to HIV. This story makes a better case for a non-infectious AIDS model
than it does for the HIV paradigm.
Could the boy be alive today because the mother consumed fewer narcotics
when she was pregnant with him than when she was pregnant with his sister?
Why did his adopted parents have him tested for HIV when he was 12? Was
he developing AIDS conditions and his doctors suspected he might be HIV-positive?
Or was it because they reviewed the mother's death certificate, and imagined
that HIV causes AIDS even after 12 years of normal health?
Rabin provides no answers to these questions, because, like her fellow
members of the working press, she has no investigative or skeptical impulses
when it comes to the subject of HIV/AIDS.
Like her peers, she pretends that AIDS in America is a growing problem,
presenting this story "as the AIDS epidemic reaches maturity." Since AIDS
in America has declined each year since 1992, it reached maturity years
ago, and can not correctly be described as an "epidemic." How can Rabin
possibly not know this?
She describes other HIV-positive American children, but can't avoid
references throughout to drug-addicted and impoverished biological parents.
It never occurs to her that prenatal exposure to nar-cotics and urban poverty
can cause AIDS conditions.
An attempt to handle technical jargon reveals a superficial familiarity
with the topic, which is typical of her profession; she calls the new drugs
"proteases," when they are actually "protease inhibitors ," meaning
that rather than being proteases, they inhibit proteases.
In so doing, she manages to introduce some useful information, but
demonstrates an incapacity for exploring its obvious implications. "The
proteases are notoriously distasteful," she writes, "and cause several
weeks of diarrhea and vomiting when children start them. Several parents
interviewed said they realized their children were skipping doses after
discovering stashes of untaken medication hidden behind radiators and under
beds in their rooms."
Sensible journalists would acknowledge the apparent paradox of forcing

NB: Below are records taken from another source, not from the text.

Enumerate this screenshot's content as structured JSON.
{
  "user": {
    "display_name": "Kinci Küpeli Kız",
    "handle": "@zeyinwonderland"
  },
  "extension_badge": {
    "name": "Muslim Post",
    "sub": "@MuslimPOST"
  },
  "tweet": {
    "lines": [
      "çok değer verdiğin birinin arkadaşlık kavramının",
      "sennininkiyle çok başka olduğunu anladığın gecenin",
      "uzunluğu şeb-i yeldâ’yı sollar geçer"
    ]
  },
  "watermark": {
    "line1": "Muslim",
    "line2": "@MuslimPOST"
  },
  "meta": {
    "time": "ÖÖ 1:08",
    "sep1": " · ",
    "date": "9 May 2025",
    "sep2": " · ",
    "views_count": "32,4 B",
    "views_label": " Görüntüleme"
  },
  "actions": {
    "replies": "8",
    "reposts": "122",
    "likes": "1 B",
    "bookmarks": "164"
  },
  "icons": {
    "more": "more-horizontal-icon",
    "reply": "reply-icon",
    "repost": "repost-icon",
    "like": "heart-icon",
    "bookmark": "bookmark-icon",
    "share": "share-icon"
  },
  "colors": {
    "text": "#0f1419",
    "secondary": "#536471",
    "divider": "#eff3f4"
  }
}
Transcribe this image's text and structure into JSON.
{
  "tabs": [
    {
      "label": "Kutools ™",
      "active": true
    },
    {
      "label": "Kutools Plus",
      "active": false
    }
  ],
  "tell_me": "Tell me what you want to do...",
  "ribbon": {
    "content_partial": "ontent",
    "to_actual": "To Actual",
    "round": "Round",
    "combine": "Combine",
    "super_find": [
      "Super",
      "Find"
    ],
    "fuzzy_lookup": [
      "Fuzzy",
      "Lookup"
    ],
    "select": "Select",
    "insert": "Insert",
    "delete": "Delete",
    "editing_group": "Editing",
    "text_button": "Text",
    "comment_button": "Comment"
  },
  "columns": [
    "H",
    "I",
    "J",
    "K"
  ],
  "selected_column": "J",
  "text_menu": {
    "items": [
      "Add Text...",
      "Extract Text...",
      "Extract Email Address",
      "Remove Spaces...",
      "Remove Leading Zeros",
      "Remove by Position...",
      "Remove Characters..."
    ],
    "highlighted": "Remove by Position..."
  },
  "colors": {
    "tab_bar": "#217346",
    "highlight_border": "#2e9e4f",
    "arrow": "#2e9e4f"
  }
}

a boy to become violently sick as protection against illnesses that developed
in his drug -addicted mother, and his infant sister, who was probably also
drug-addicted from in utero exposure.